(Records drawn from a dataset)
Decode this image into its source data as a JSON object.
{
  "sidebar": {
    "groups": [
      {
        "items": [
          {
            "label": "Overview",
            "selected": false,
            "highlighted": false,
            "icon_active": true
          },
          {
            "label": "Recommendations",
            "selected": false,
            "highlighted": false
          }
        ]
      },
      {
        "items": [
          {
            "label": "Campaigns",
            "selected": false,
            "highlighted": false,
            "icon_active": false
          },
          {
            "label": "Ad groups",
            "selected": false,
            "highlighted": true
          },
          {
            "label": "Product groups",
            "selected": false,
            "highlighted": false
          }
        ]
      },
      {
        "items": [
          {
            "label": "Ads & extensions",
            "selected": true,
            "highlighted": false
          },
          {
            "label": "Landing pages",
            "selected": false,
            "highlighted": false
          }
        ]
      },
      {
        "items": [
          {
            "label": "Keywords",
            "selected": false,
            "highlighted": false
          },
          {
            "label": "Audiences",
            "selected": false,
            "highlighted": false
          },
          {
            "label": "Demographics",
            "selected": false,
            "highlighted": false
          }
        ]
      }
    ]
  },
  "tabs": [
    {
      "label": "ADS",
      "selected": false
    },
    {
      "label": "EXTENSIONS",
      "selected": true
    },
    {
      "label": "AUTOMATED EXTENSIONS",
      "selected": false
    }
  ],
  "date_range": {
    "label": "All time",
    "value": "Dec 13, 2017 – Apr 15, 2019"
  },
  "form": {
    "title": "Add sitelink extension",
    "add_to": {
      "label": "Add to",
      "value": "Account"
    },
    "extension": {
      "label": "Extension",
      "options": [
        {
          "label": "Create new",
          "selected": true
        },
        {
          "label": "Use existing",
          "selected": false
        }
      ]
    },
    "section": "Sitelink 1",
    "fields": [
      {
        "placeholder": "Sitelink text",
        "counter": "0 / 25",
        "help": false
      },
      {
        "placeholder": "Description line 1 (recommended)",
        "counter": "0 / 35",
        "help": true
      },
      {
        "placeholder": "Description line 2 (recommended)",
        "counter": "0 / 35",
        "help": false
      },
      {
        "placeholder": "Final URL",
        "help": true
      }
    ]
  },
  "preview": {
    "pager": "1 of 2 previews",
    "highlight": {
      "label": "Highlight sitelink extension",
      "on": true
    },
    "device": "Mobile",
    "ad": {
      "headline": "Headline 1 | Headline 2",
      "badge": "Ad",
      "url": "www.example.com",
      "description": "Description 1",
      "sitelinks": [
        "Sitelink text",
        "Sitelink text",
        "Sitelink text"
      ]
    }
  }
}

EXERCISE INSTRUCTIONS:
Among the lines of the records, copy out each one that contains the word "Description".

SOLUTION TO THIS EXERCISE:
        "placeholder": "Description line 1 (recommended)",
        "placeholder": "Description line 2 (recommended)",
      "description": "Description 1",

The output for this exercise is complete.